The cameras and bright lights of Hollywood might have dimmed on the Iberville Parish Sheriff’s Office’s investigation into the two-decade-old murder of an LSU graduate student, but that doesn’t mean the detectives in the sheriff’s Criminal Division have stopped working the case.

The only thing that has changed now is that what they’re doing won’t be seen by millions of fans across the nation each week on the Discovery Channel’s true-crime series “Killing Fields.”

“We’re still exploring all avenues,” Maj. Ronnie Hebert said. “This is not a sprint; it’s a marathon. We’ll go until we can’t go anymore.”

“Killing Fields” officially wrapped its first season with a special bonus episode on Tuesday that gave viewers additional insight into Iberville detectives’ investigation of the murder of Eugenie Boisfontaine.

Boisfontaine, who was a 34-year-old divorcée at the time she was killed, was believed to have been kidnapped near the LSU lakes in Baton Rouge in June 1997. She lived on nearby Stanford Avenue.

Her decomposed body was found two months later in Bayou Manchac in Iberville Parish. She had a skull fracture.

Viewers hoping for a resolution to the case likely were disappointed. The show ended its first season with more questions than detectives had when they reopened the case in August for filming. No arrests were made.

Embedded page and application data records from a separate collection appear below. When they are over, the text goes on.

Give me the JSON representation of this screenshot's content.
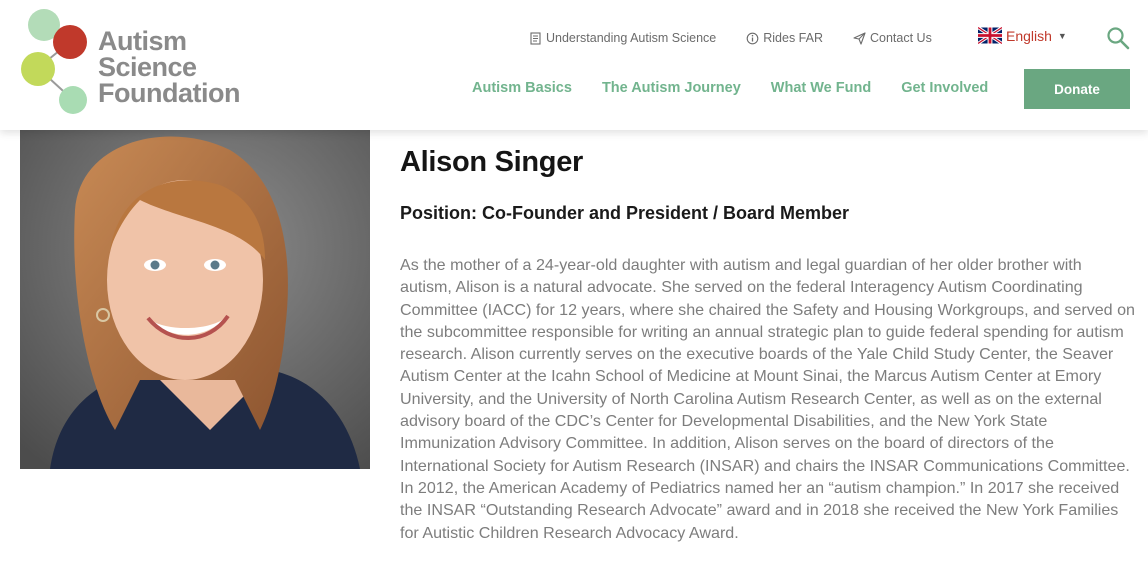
{
  "logo": {
    "line1": "Autism",
    "line2": "Science",
    "line3": "Foundation"
  },
  "util_nav": [
    {
      "label": "Understanding Autism Science",
      "icon": "document-icon"
    },
    {
      "label": "Rides FAR",
      "icon": "info-circle-icon"
    },
    {
      "label": "Contact Us",
      "icon": "paper-plane-icon"
    }
  ],
  "language": {
    "label": "English",
    "flag": "uk-flag-icon"
  },
  "main_nav": [
    {
      "label": "Autism Basics"
    },
    {
      "label": "The Autism Journey"
    },
    {
      "label": "What We Fund"
    },
    {
      "label": "Get Involved"
    }
  ],
  "donate_label": "Donate",
  "profile": {
    "name": "Alison Singer",
    "position": "Position: Co-Founder and President / Board Member",
    "bio": "As the mother of a 24-year-old daughter with autism and legal guardian of her older brother with autism, Alison is a natural advocate. She served on the federal Interagency Autism Coordinating Committee (IACC) for 12 years, where she chaired the Safety and Housing Workgroups, and served on the subcommittee responsible for writing an annual strategic plan to guide federal spending for autism research. Alison currently serves on the executive boards of the Yale Child Study Center, the Seaver Autism Center at the Icahn School of Medicine at Mount Sinai, the Marcus Autism Center at Emory University, and the University of North Carolina Autism Research Center, as well as on the external advisory board of the CDC’s Center for Developmental Disabilities, and the New York State Immunization Advisory Committee. In addition, Alison serves on the board of directors of the International Society for Autism Research (INSAR) and chairs the INSAR Communications Committee. In 2012, the American Academy of Pediatrics named her an “autism champion.” In 2017 she received the INSAR “Outstanding Research Advocate” award and in 2018 she received the New York Families for Autistic Children Research Advocacy Award."
  },
  "colors": {
    "nav_green": "#72b48e",
    "donate_bg": "#6aa781",
    "language_red": "#c0392b",
    "logo_gray": "#8a8a8a",
    "bio_gray": "#7d7d7d"
  }
}
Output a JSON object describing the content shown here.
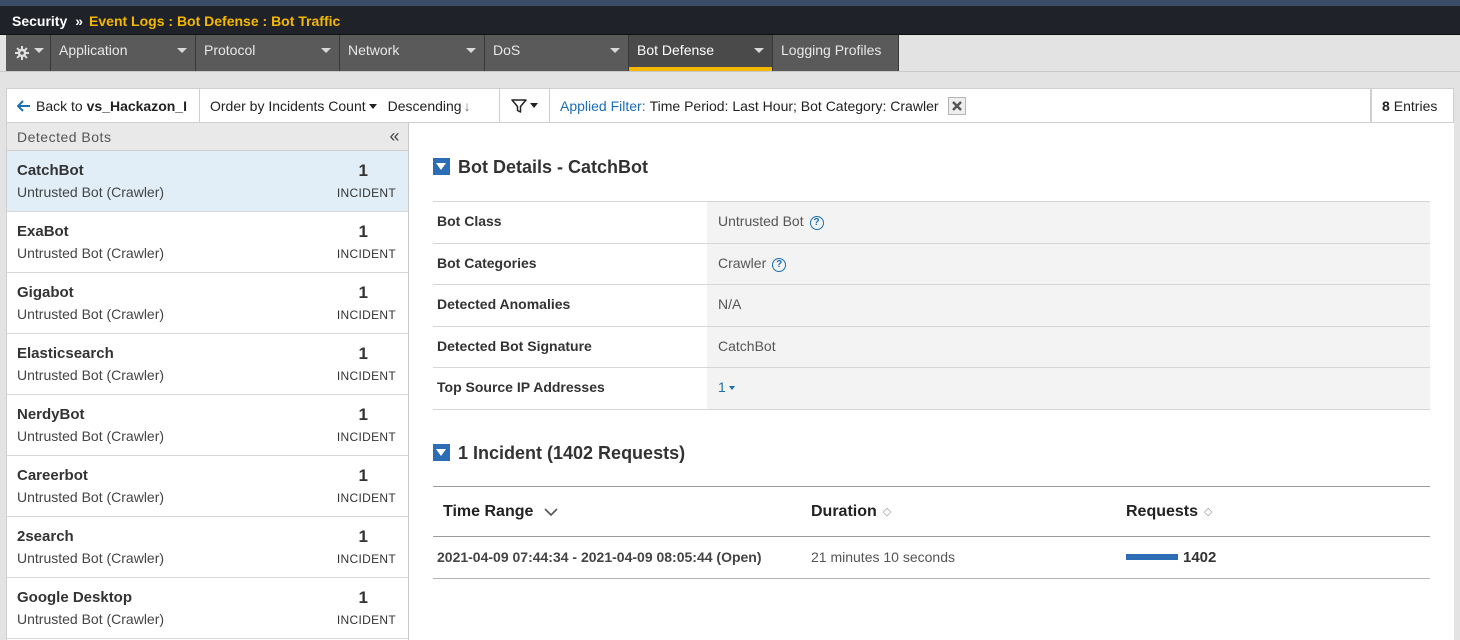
{
  "breadcrumb": {
    "section": "Security",
    "separator": "»",
    "path": "Event Logs : Bot Defense : Bot Traffic"
  },
  "tabs": [
    {
      "label": "Application"
    },
    {
      "label": "Protocol"
    },
    {
      "label": "Network"
    },
    {
      "label": "DoS"
    },
    {
      "label": "Bot Defense",
      "active": true
    },
    {
      "label": "Logging Profiles"
    }
  ],
  "toolbar": {
    "back_prefix": "Back to ",
    "back_target": "vs_Hackazon_I",
    "order_by": "Order by Incidents Count",
    "direction": "Descending",
    "direction_arrow": "↓",
    "applied_filter_label": "Applied Filter:",
    "applied_filter_value": "Time Period: Last Hour; Bot Category: Crawler",
    "entries_count": "8",
    "entries_label": "Entries"
  },
  "left_panel": {
    "title": "Detected Bots",
    "collapse_glyph": "«",
    "bots": [
      {
        "name": "CatchBot",
        "category": "Untrusted Bot (Crawler)",
        "count": "1",
        "unit": "INCIDENT",
        "selected": true
      },
      {
        "name": "ExaBot",
        "category": "Untrusted Bot (Crawler)",
        "count": "1",
        "unit": "INCIDENT"
      },
      {
        "name": "Gigabot",
        "category": "Untrusted Bot (Crawler)",
        "count": "1",
        "unit": "INCIDENT"
      },
      {
        "name": "Elasticsearch",
        "category": "Untrusted Bot (Crawler)",
        "count": "1",
        "unit": "INCIDENT"
      },
      {
        "name": "NerdyBot",
        "category": "Untrusted Bot (Crawler)",
        "count": "1",
        "unit": "INCIDENT"
      },
      {
        "name": "Careerbot",
        "category": "Untrusted Bot (Crawler)",
        "count": "1",
        "unit": "INCIDENT"
      },
      {
        "name": "2search",
        "category": "Untrusted Bot (Crawler)",
        "count": "1",
        "unit": "INCIDENT"
      },
      {
        "name": "Google Desktop",
        "category": "Untrusted Bot (Crawler)",
        "count": "1",
        "unit": "INCIDENT"
      }
    ]
  },
  "details": {
    "title": "Bot Details - CatchBot",
    "rows": [
      {
        "label": "Bot Class",
        "value": "Untrusted Bot",
        "help": true
      },
      {
        "label": "Bot Categories",
        "value": "Crawler",
        "help": true
      },
      {
        "label": "Detected Anomalies",
        "value": "N/A"
      },
      {
        "label": "Detected Bot Signature",
        "value": "CatchBot"
      },
      {
        "label": "Top Source IP Addresses",
        "value": "1",
        "dropdown": true
      }
    ]
  },
  "incidents": {
    "title": "1 Incident (1402 Requests)",
    "columns": [
      "Time Range",
      "Duration",
      "Requests"
    ],
    "rows": [
      {
        "time_range": "2021-04-09 07:44:34 - 2021-04-09 08:05:44 (Open)",
        "duration": "21 minutes 10 seconds",
        "requests": "1402"
      }
    ]
  },
  "colors": {
    "accent_yellow": "#f5b800",
    "link_blue": "#1a6fb5",
    "selected_row": "#e1eef8",
    "topbar": "#1f2229",
    "tab_bg": "#5a5a5a"
  },
  "icons": {
    "gear": "gear-icon",
    "back": "arrow-left-icon",
    "funnel": "filter-icon",
    "clear": "close-icon",
    "collapse": "double-chevron-left-icon",
    "toggle": "triangle-down-icon",
    "help": "question-circle-icon"
  }
}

But Hebert said they are combing through Boisfontaine’s financial records and following up on countless leads that have been pouring in since the show premiered.

“Police work cannot be solved in a six-hour series,” Detective Aubrey St. Angelo said. “Some of these leads could have validity to them, but it’s tough working all our other cases and chasing all the leads on this down, too.”

In the meantime, Detective Leslie Bradford said she hopes they’ll be able to provide the remaining members of Boisfontaine’s family the closure they spent 20 years waiting for.

“They were a little apprehensive at first when we reopened, but they appreciate we’re looking at it again,” Bradford said. “They had just lost another sister at the time we reopened the case.”

As seen by viewers, the investigation was filled with a few dead ends and unexpected twists and turns.

Described as an introvert at the start of the case, detectives learned from several key people in Boisfontaine’s life that she might have been dating a man by the name of “Robert” — a lead that was sparked from DNA testing on fragments of the underwear Boisfontaine was wearing when her body was discovered.

The testing had picked up multiple DNA strains from at least three different men. During the show, investigators speculated that Boisfontaine could have been sexually assaulted by multiple people.

As for “Robert,” the detectives’ exhaustive search ended with them learning that the man they believe they were seeking died several years ago from cancer.

Much of the investigation filmed for the show’s final few episodes was spent tracking down Boisfontaine’s ex-husband. He refused to speak to detectives directly.

And when they were able to get him to sit down with them, he showed up to the Sheriff’s Office with a team of New Orleans-based attorneys, refusing to make any statement to authorities by invoking his Fifth Amendment rights. His lawyers refused to comment on the matter when The Advocate reached out to them last week.

Boisfontaine’s ex-husband, whose name or face was never shown on the series, declined to provide police with a DNA sample and claimed he didn’t know his ex-wife had been killed until detectives called him in 2015.

However, one of the show’s main stars, retired Detective Rodie Sanchez, said he had spoken with Boisfontaine’s ex-husband in 1997 specifically about his ex-wife’s death.

“Not one single person we talked to during this investigation refused to give us a DNA sample but him,” St. Angelo said.

In the show’s final episode, viewers saw the band of detectives follow Boisfontaine’s ex-husband around New Orleans and covertly take a sample off the door handle of his truck, which they later tested for DNA.

The testing results revealed that her ex-husband’s DNA could not be included or excluded from the samples lifted off Boisfontaine’s tattered undergarments.

Hebert is quick to point out that Boisfontaine’s ex-husband is not a suspect.

“Until they tell me we have explored every avenue out there and there is no other place we can look, the case will remain active,” he said.

The Discovery Channel has announced that it ordered six more episodes of “Killing Fields.” But officials said they haven’t determined yet if the new episodes will be a continuation of Boisfontaine’s case or if they will feature a new case with another law enforcement agency.

Follow Terry Jones on Twitter, @tjonesreporter.